◆ **WORK REQUEST**:
Your answer must consist solely of the line containing "Parse this screenshot: output" and all subsequent lines through the end of the entries, reproduced exactly.

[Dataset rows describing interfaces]
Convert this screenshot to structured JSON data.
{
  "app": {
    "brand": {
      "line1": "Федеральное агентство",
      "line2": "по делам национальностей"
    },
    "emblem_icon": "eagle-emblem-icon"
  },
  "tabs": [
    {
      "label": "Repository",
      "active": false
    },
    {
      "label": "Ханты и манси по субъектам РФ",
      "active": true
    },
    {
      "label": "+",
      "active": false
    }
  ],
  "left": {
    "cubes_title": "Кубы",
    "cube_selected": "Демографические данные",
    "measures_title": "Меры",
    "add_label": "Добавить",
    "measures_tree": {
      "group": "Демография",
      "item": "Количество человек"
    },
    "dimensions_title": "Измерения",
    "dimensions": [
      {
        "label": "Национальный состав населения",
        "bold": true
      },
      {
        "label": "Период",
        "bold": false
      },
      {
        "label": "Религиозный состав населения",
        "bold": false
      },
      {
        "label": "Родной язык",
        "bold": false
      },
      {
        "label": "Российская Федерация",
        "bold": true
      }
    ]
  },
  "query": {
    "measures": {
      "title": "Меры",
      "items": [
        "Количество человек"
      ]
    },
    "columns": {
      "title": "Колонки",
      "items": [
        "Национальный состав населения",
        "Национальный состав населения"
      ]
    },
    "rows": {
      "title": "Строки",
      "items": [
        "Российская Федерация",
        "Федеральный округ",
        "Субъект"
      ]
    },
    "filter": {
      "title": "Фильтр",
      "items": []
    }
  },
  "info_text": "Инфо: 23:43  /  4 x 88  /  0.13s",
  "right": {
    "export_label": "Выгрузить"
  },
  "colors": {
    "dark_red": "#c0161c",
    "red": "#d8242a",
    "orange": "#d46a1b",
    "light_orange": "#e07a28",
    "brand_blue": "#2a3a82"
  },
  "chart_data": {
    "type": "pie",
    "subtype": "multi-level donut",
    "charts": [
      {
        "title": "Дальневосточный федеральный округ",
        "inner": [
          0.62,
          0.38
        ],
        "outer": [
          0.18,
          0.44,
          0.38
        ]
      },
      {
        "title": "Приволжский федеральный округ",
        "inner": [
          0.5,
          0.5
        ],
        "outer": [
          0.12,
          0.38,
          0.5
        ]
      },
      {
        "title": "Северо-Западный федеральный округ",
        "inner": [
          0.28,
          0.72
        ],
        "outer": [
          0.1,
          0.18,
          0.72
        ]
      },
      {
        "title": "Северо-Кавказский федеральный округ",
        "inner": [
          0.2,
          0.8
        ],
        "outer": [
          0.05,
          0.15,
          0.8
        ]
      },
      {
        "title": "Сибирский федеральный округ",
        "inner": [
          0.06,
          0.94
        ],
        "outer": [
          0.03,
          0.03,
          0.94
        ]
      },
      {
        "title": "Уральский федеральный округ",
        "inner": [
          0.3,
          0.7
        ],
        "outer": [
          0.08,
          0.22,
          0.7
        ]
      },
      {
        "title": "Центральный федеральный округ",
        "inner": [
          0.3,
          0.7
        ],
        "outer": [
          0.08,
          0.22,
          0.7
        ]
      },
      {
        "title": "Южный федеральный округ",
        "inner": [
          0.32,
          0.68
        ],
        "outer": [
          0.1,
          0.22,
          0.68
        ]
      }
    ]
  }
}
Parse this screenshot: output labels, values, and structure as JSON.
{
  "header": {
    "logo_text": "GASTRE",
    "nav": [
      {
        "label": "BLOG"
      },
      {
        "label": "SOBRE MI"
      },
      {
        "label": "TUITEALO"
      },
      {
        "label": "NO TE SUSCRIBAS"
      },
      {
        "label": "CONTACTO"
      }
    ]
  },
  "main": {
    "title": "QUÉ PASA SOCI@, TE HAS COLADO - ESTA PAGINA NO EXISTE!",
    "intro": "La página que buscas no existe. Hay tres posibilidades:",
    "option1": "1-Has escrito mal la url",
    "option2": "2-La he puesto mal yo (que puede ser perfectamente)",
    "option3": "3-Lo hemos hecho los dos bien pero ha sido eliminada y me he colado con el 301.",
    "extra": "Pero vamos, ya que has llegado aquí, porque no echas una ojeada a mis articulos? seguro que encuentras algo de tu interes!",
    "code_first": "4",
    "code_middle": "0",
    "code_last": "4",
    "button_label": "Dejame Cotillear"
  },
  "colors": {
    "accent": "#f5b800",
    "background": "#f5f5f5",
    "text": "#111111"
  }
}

◆ **SOLVED EXERCISE**:
Parse this screenshot: output labels, values, and structure as JSON.
{
  "header": {
    "logo_text": "GASTRE",
    "nav": [
      {
        "label": "BLOG"
      },
      {
        "label": "SOBRE MI"
      },
      {
        "label": "TUITEALO"
      },
      {
        "label": "NO TE SUSCRIBAS"
      },
      {
        "label": "CONTACTO"
      }
    ]
  },
  "main": {
    "title": "QUÉ PASA SOCI@, TE HAS COLADO - ESTA PAGINA NO EXISTE!",
    "intro": "La página que buscas no existe. Hay tres posibilidades:",
    "option1": "1-Has escrito mal la url",
    "option2": "2-La he puesto mal yo (que puede ser perfectamente)",
    "option3": "3-Lo hemos hecho los dos bien pero ha sido eliminada y me he colado con el 301.",
    "extra": "Pero vamos, ya que has llegado aquí, porque no echas una ojeada a mis articulos? seguro que encuentras algo de tu interes!",
    "code_first": "4",
    "code_middle": "0",
    "code_last": "4",
    "button_label": "Dejame Cotillear"
  },
  "colors": {
    "accent": "#f5b800",
    "background": "#f5f5f5",
    "text": "#111111"
  }
}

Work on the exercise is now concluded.